However in the 1980s, there were changes in the government’s economic policies and a renewed interest from international wine makers, which started a resurgence of the wine industry in Chile.  One of the key international players was Spain’s Miguel Torres, who purchased a vineyard in Chile and introduced modern wine making technologies to the Chilean wine makers.  Torres was a key inspiration of Alfonso Chadwick Errázuriz of Vina Errázuriz, who spent a great deal of time in Europe to gain recognition for Chilean wine.  He organized the “Berlin Tasting” in 2004, which pitted prestigious French and Italian wines against 6 Chilean wines.  To the surprise of all, two of Errázuriz’s wine came in first and second place, beating out the famed Chateau Lafite.   Even with renewed international appreciation, the Chilean wine industry continued to be dominated by larger wineries such as Concha y Toro.  However,  recently there is a push to provide more opportunities for smaller, artisanal producers, with organizations such as MOVI and VIGNO.

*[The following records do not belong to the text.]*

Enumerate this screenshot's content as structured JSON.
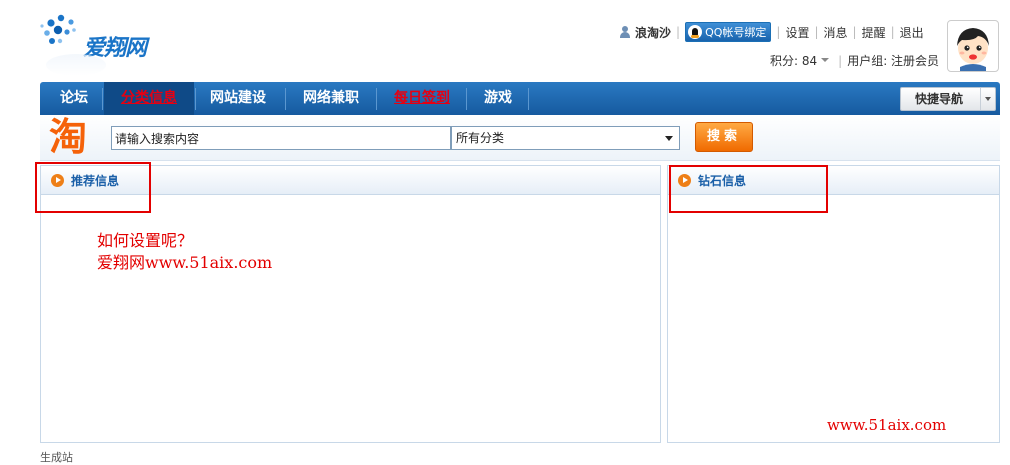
{
  "logo": {
    "text": "爱翔网"
  },
  "user": {
    "name": "浪淘沙",
    "qq_bind": "QQ帐号绑定",
    "links": [
      "设置",
      "消息",
      "提醒",
      "退出"
    ],
    "points_label": "积分: 84",
    "group_label": "用户组: 注册会员"
  },
  "nav": {
    "items": [
      {
        "label": "论坛"
      },
      {
        "label": "分类信息"
      },
      {
        "label": "网站建设"
      },
      {
        "label": "网络兼职"
      },
      {
        "label": "每日签到"
      },
      {
        "label": "游戏"
      }
    ],
    "quick_nav": "快捷导航"
  },
  "search": {
    "brand_char": "淘",
    "input_value": "请输入搜索内容",
    "category_selected": "所有分类",
    "button": "搜索"
  },
  "panels": {
    "left_title": "推荐信息",
    "right_title": "钻石信息"
  },
  "annotations": {
    "line1": "如何设置呢？",
    "line2": "爱翔网www.51aix.com",
    "watermark": "www.51aix.com"
  },
  "footer": {
    "text": "生成站"
  },
  "colors": {
    "nav_blue": "#1f6bb5",
    "accent_orange": "#f06a00",
    "annotation_red": "#e30000",
    "panel_title_blue": "#1a5fa8"
  }
}
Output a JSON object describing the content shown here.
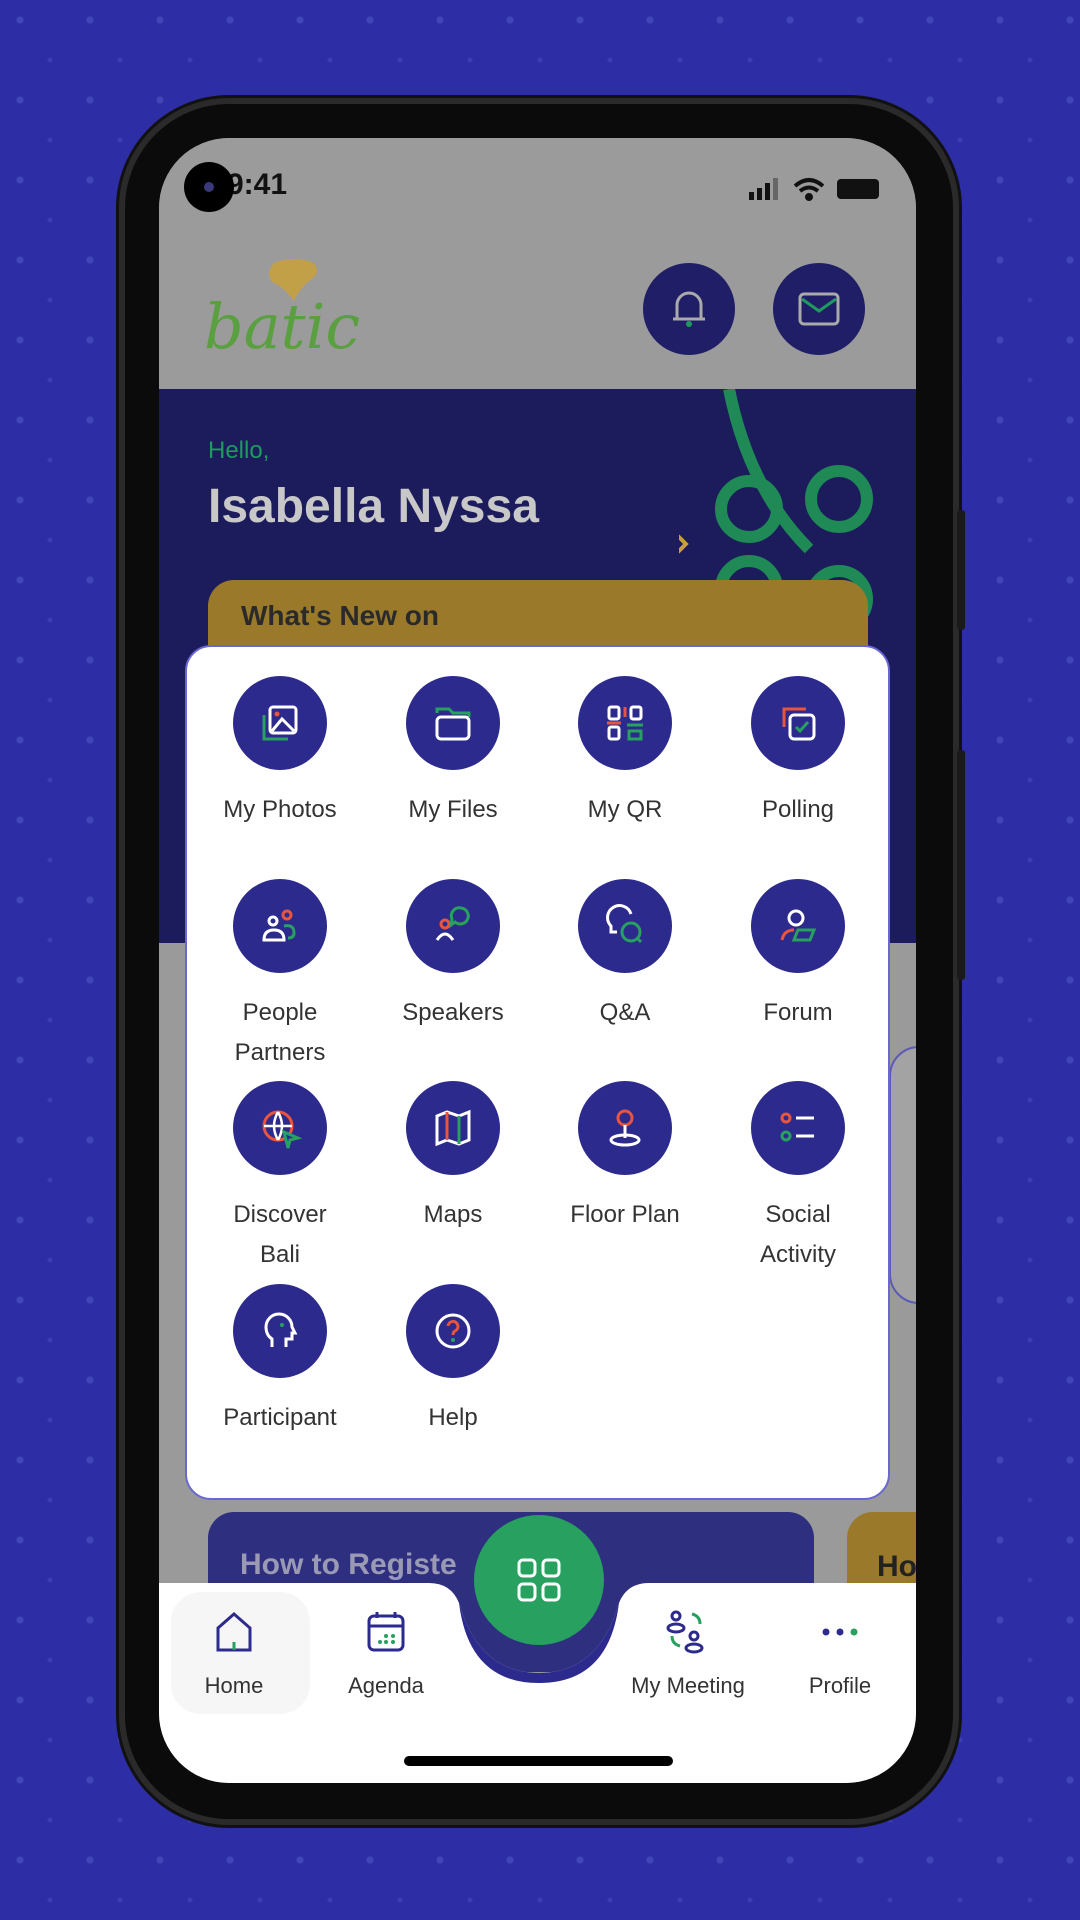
{
  "status_bar": {
    "time": "9:41"
  },
  "header": {
    "logo_text": "batic",
    "notification_icon": "bell-icon",
    "message_icon": "mail-icon"
  },
  "banner": {
    "greeting": "Hello,",
    "user_name": "Isabella Nyssa",
    "card_title": "What's New on"
  },
  "menu": {
    "items": [
      {
        "label": "My Photos",
        "icon": "photos-icon"
      },
      {
        "label": "My Files",
        "icon": "folder-icon"
      },
      {
        "label": "My QR",
        "icon": "qr-icon"
      },
      {
        "label": "Polling",
        "icon": "polling-icon"
      },
      {
        "label": "People\nPartners",
        "line1": "People",
        "line2": "Partners",
        "icon": "people-icon"
      },
      {
        "label": "Speakers",
        "icon": "speakers-icon"
      },
      {
        "label": "Q&A",
        "icon": "qa-icon"
      },
      {
        "label": "Forum",
        "icon": "forum-icon"
      },
      {
        "label": "Discover Bali",
        "line1": "Discover",
        "line2": "Bali",
        "icon": "globe-icon"
      },
      {
        "label": "Maps",
        "icon": "map-icon"
      },
      {
        "label": "Floor Plan",
        "icon": "pin-icon"
      },
      {
        "label": "Social Activity",
        "line1": "Social",
        "line2": "Activity",
        "icon": "list-icon"
      },
      {
        "label": "Participant",
        "icon": "participant-icon"
      },
      {
        "label": "Help",
        "icon": "help-icon"
      }
    ]
  },
  "background_cards": {
    "how_to": "How to Registe",
    "right_card": "Ho"
  },
  "bottom_nav": {
    "items": [
      {
        "label": "Home",
        "icon": "home-icon",
        "active": true
      },
      {
        "label": "Agenda",
        "icon": "calendar-icon"
      },
      {
        "label": "My Meeting",
        "icon": "meeting-icon"
      },
      {
        "label": "Profile",
        "icon": "more-icon"
      }
    ],
    "fab_icon": "grid-icon"
  },
  "colors": {
    "primary": "#2c2a8c",
    "accent_green": "#27a060",
    "accent_red": "#e8553e",
    "gold": "#c9a13a",
    "background": "#2d2ea6"
  }
}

In the coming weeks,  I will be traveling to Chile, and I hope to share with you much more insight and inspiration for drinking Chilean wines.  Salud!

Photo Credit: Food & Beverage Magazine